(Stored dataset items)
-=-=-

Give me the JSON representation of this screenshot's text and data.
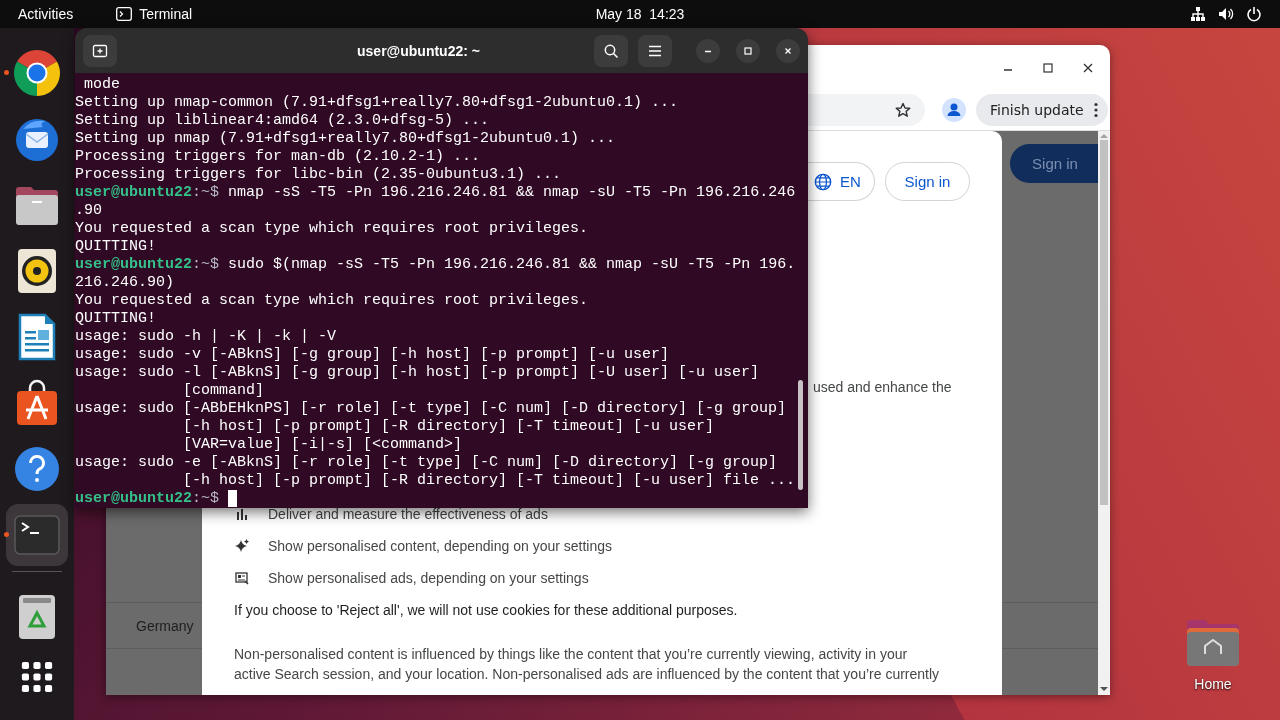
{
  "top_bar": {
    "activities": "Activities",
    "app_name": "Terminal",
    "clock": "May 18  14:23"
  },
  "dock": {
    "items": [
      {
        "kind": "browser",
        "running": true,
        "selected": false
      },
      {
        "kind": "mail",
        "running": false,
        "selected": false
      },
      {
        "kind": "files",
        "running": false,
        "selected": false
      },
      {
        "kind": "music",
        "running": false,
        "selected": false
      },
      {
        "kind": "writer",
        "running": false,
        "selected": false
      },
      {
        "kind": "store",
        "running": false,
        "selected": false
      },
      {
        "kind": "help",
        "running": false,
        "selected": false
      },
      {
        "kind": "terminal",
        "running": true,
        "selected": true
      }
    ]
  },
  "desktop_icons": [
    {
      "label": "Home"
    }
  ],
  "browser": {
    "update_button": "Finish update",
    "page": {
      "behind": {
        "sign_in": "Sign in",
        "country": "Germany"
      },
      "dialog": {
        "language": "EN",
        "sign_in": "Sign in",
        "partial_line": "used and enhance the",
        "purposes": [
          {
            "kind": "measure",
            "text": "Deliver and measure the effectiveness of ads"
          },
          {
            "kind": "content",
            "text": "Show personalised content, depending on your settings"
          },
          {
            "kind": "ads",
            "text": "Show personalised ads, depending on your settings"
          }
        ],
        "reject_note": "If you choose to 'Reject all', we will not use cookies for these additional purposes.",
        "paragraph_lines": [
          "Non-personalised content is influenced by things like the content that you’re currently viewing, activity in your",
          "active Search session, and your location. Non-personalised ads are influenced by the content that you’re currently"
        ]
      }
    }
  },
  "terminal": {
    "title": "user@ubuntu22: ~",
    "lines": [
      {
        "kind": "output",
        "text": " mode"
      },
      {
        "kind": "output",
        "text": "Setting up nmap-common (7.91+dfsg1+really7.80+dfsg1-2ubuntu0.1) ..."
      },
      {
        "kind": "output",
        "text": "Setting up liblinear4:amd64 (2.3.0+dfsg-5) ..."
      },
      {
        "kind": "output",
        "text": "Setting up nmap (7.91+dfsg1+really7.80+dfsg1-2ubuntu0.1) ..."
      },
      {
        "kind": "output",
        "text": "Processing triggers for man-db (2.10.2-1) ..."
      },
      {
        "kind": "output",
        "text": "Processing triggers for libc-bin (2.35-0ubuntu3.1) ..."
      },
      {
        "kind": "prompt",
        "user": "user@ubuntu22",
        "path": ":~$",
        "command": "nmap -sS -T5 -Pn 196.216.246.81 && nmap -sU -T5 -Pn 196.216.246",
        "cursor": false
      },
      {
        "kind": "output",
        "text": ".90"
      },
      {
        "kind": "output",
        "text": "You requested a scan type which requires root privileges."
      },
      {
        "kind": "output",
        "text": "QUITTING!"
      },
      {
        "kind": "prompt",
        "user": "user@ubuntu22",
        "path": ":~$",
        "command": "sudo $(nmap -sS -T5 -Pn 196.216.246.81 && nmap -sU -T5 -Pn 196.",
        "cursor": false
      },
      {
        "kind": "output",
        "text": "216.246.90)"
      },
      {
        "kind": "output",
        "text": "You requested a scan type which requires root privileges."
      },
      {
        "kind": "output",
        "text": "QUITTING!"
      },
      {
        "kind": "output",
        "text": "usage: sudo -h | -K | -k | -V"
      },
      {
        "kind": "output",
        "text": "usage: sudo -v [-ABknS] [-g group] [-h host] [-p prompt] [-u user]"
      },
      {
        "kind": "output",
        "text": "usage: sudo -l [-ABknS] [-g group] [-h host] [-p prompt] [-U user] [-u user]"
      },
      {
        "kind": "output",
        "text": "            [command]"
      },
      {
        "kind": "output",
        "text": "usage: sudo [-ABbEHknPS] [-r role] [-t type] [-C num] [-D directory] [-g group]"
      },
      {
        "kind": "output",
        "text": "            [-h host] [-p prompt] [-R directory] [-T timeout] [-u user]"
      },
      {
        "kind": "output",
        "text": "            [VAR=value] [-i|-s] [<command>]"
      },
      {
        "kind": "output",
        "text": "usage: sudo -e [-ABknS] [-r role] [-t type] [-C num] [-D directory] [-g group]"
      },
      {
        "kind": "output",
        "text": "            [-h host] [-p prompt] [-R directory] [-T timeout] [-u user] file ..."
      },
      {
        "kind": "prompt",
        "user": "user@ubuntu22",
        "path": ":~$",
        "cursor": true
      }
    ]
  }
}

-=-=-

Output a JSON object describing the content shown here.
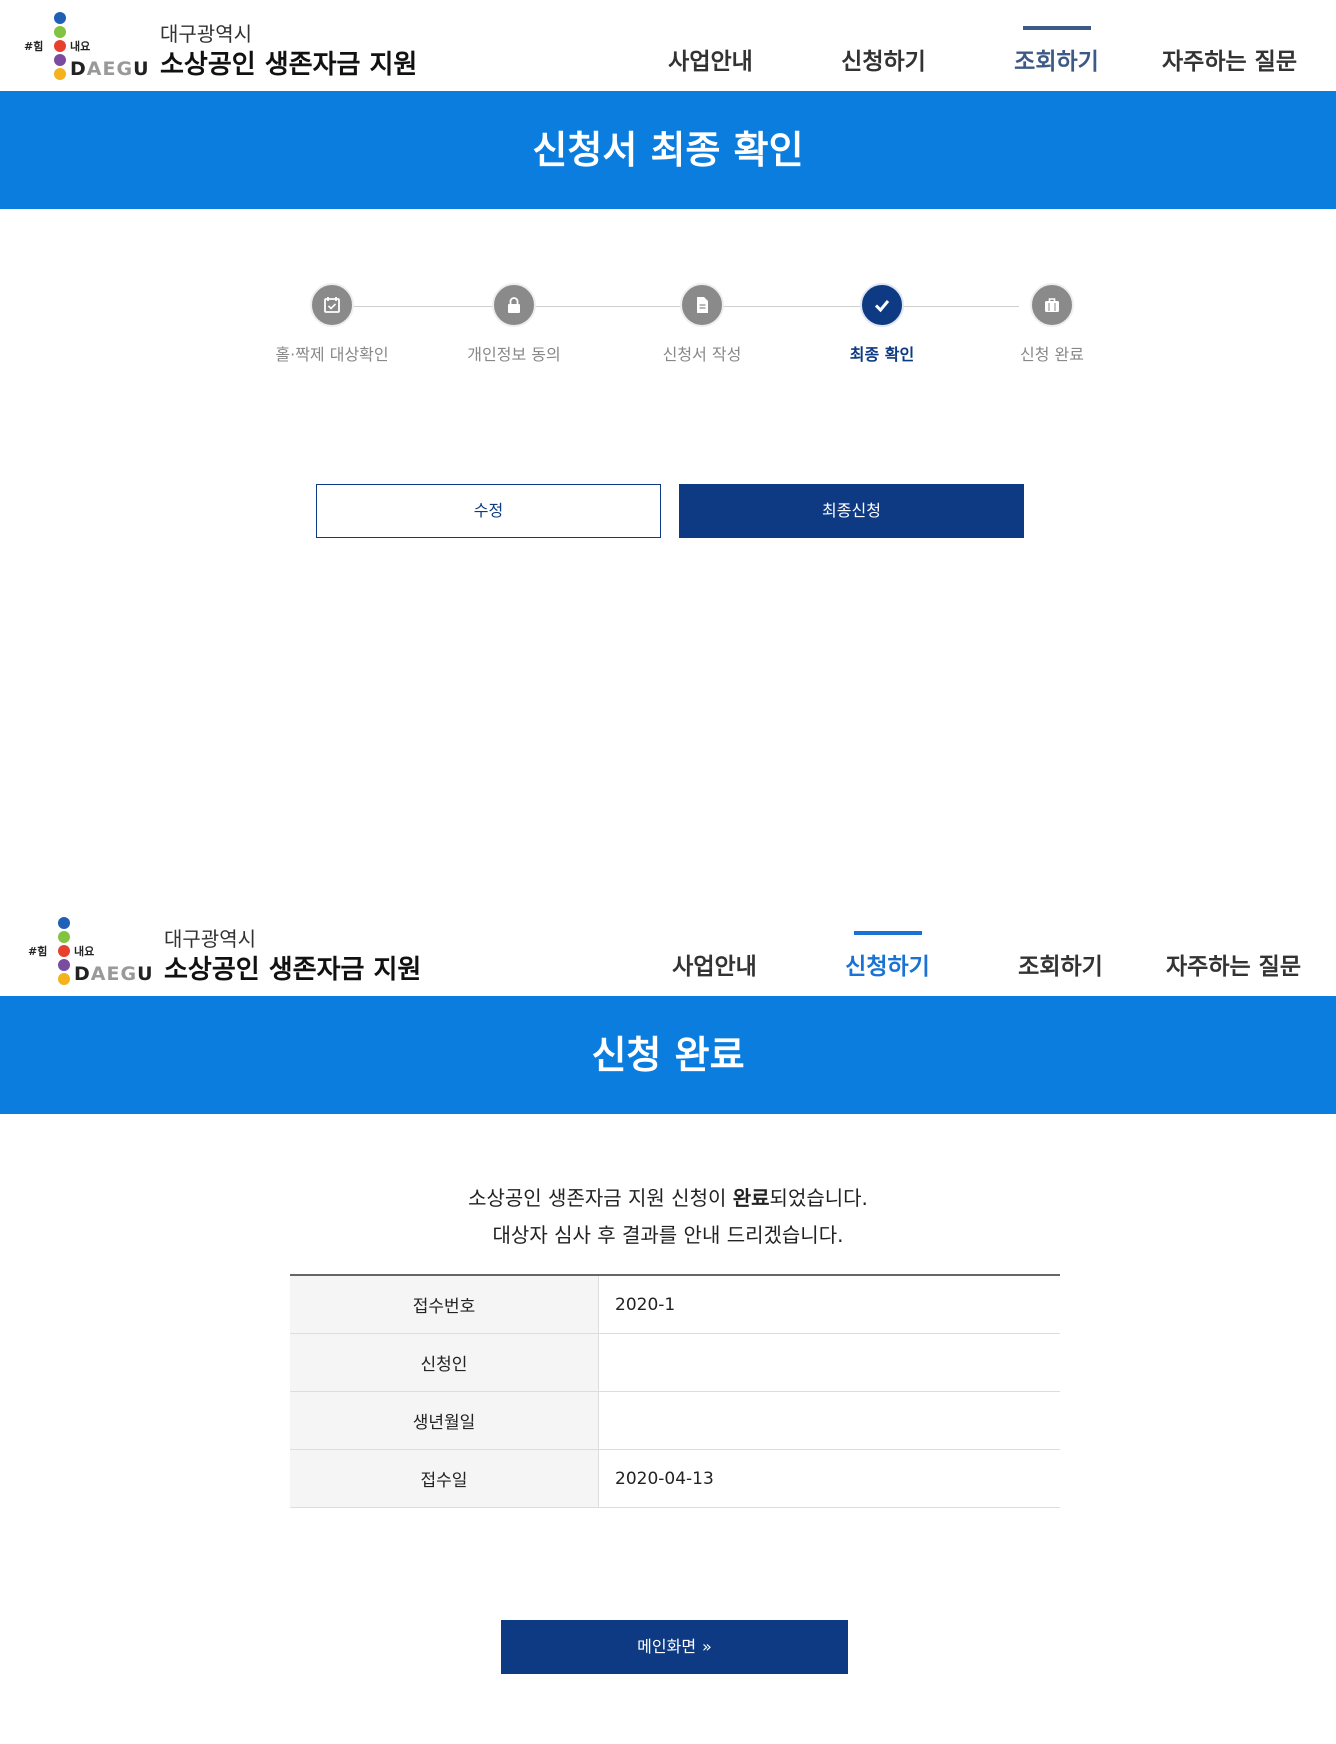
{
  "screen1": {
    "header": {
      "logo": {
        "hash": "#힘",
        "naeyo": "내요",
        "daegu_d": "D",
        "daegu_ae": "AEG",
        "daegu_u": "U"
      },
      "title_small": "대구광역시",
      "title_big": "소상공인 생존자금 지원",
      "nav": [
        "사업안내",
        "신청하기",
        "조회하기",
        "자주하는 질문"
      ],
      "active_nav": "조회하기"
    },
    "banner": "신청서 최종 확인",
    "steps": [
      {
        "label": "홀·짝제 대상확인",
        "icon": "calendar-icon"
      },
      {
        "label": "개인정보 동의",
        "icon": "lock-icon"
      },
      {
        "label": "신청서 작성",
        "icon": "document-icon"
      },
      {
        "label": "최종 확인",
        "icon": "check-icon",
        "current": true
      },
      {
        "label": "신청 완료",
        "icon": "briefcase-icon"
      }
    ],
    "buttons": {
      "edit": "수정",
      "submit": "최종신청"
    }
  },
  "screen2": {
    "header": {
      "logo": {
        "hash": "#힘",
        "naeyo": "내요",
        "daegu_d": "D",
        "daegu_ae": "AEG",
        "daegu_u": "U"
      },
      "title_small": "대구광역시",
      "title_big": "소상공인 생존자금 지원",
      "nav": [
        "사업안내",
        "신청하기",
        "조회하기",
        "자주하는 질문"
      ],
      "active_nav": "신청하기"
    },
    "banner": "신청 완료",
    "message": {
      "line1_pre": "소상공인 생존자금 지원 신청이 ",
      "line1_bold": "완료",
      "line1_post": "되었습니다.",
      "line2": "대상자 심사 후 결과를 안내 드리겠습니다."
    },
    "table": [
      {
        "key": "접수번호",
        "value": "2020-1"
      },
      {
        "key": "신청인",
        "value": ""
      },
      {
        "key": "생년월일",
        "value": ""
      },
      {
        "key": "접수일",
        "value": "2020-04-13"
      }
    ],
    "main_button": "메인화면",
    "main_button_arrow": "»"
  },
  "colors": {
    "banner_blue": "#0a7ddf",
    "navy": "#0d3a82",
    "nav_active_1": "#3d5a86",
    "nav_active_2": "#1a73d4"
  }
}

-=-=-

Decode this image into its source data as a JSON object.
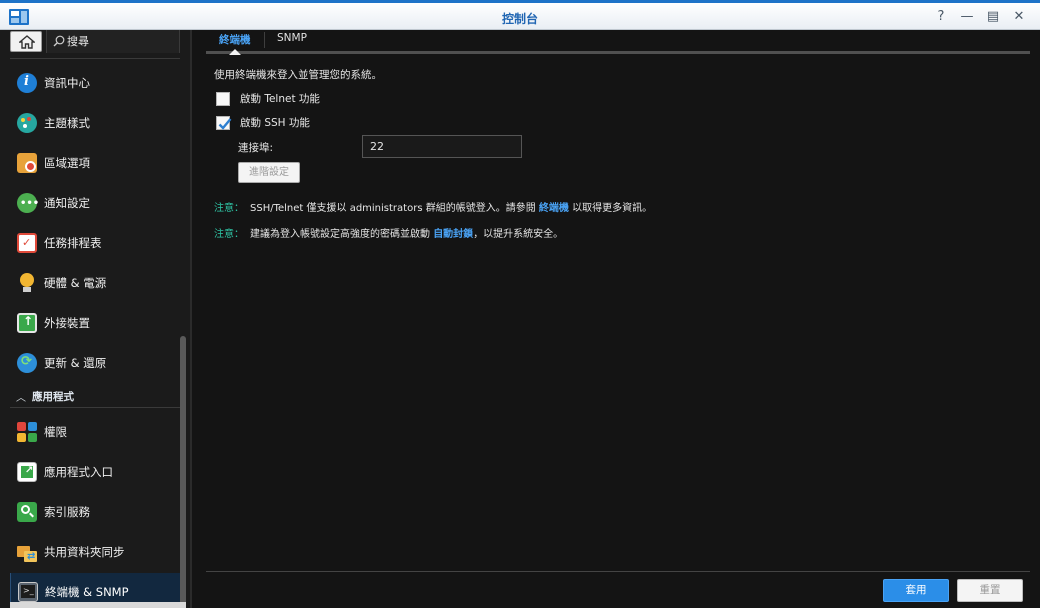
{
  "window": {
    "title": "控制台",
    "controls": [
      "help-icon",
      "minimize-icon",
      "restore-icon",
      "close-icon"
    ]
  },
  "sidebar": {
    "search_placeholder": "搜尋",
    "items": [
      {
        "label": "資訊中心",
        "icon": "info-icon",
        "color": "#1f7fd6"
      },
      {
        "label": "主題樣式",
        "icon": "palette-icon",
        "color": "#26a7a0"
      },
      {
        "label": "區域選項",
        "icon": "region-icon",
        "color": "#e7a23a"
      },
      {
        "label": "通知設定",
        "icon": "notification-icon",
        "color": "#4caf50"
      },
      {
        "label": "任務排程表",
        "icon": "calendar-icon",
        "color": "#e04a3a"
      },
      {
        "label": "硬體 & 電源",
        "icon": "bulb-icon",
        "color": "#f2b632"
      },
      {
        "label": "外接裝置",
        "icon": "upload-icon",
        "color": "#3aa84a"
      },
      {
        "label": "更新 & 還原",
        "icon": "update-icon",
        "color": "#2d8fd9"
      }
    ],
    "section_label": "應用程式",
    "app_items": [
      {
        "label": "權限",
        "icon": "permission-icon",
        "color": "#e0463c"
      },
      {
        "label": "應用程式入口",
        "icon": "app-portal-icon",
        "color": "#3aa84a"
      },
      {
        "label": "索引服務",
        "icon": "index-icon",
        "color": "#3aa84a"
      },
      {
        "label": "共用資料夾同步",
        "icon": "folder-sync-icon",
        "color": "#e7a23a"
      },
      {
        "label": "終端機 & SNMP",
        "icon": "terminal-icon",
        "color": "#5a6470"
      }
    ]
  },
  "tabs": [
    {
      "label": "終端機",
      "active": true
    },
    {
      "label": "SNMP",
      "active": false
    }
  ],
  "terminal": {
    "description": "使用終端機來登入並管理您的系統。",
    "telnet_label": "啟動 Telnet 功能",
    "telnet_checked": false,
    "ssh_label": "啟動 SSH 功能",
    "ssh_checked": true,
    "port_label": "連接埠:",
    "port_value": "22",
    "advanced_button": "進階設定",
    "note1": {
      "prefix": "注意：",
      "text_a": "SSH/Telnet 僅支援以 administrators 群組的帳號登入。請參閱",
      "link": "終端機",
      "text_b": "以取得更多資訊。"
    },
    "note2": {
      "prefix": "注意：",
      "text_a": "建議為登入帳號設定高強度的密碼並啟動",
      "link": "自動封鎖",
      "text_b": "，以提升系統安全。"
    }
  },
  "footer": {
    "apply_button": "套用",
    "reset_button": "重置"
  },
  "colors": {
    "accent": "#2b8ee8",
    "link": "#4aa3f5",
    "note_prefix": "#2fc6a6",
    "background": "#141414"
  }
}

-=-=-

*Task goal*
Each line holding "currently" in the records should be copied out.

*Answer to the problem*
          "Non-personalised content is influenced by things like the content that you’re currently viewing, activity in your",
          "active Search session, and your location. Non-personalised ads are influenced by the content that you’re currently"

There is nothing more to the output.